After baby's bath you may want to rub your baby down with something to moisturize his skin. Remember that your baby's skin absorbs much of what you put onto it, especially when it is warm and his pores are open from his bath. You can use something as simple and gentle as almond oil or olive oil. You can also get natural baby lotions. This might also be a good time to give your baby a massage. There are several baby massage oils including some in lavender, which is a favored natural scent for calming babies (and mamas!)
Once you are ready to give your baby baths in the water, see the bathing baby page for some tips.
Eyes and Ears
Keeping eyes and ears clean are another baby care basic
A cotton ball dipped in warm water can be used to clean your baby's eyes. Wipe from the corner of his eye to the outside. Use a fresh cotton ball for each eye. If you need to wipe more than once, use a fresh cotton ball for each wipe. If your baby's eyes are “weepy” and you see a discharge, your baby's tear duct has probably not opened. Massaging downwards from the corner of his eye several times a day may help. Dripping a few drops of fresh breast milk (or colostrum) also helps and has antibacterial properties. If you're worried about discharge, ask your midwife or your baby's doctor about it.
Your baby will probably produce a lot of ear wax. You can use a cotton swab (“q-tip”) to clear the wax from the outer part of baby's ear. Never push the swab into your baby's ear canal. Doing so could cause permanent damage to your baby. It is better to leave it be – or consult your midwife or baby's doctor if you are truly worried.
Your newborn's nails will probably be long, but they are paper thin. Many parents are very nervous about clipping their new baby's nails. If the thought of clipping those tiny nails causes you great anxiety, you can keep a simple pair of newborn mittens on your baby's hands in the early days. These will keep your baby from scratching himself.
Clipping baby's nails is really pretty easy – and one of the most important baby care basics because eventually you'll want your baby's hands uncovered! You can use blunt nail scissors to quickly snip baby's nail, or you can use tiny nail clippers. Some baby nail clippers actually come with a magnifying glass to help you see your baby's tiny nails better.
One last option, a favorite natural baby care trick that goes way back 😉 is to simply bite your baby's nails off with your teeth. You may not feel comfortable doing this, but some mothers feel much better with this option than with sharp clippers.

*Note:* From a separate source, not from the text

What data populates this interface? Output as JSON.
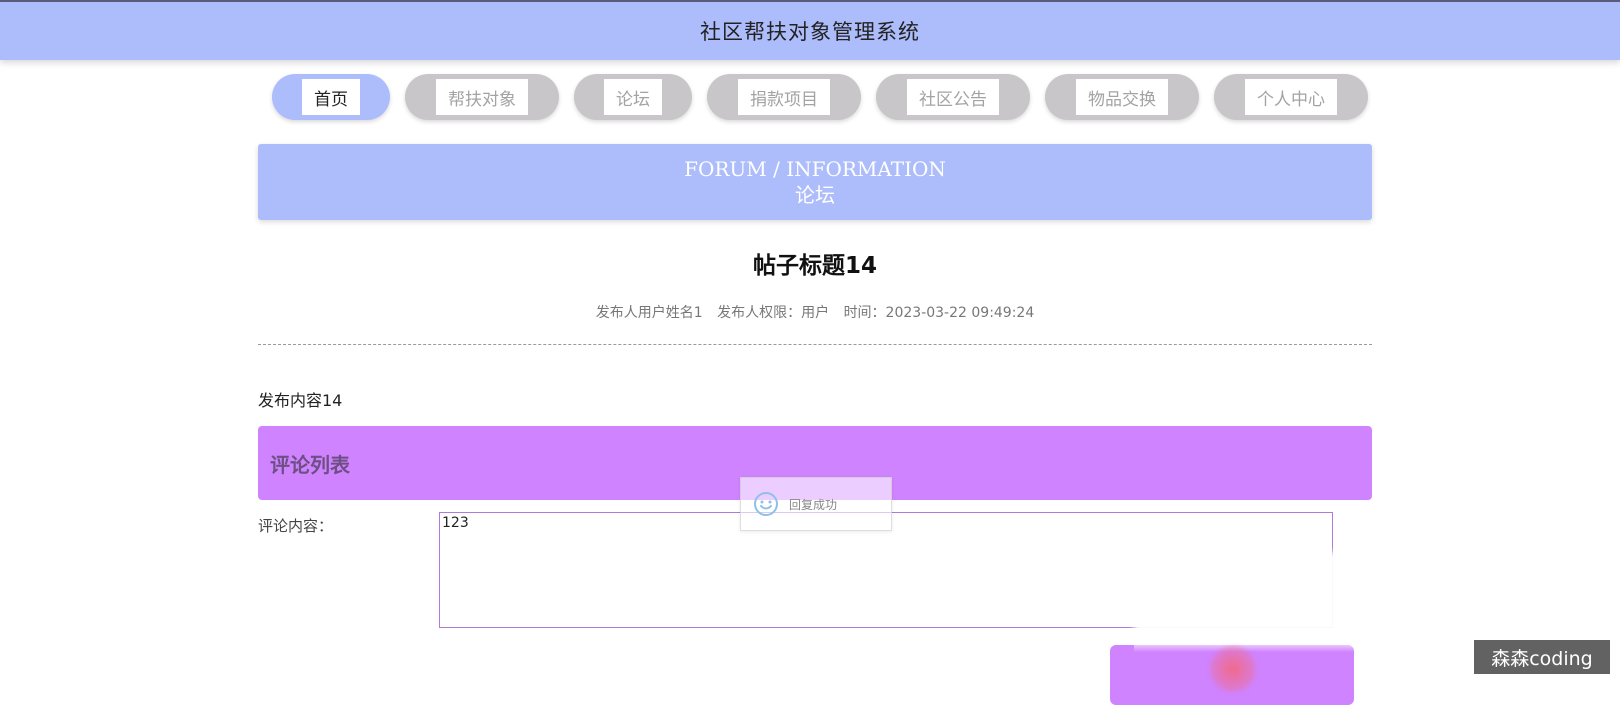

It's easiest to clip your newborn's nails as she is sleeping. Push her finger-pad down away from her nail and give a clean snip straight across. It will be done quickly and you won't need to worry about your baby scratching herself.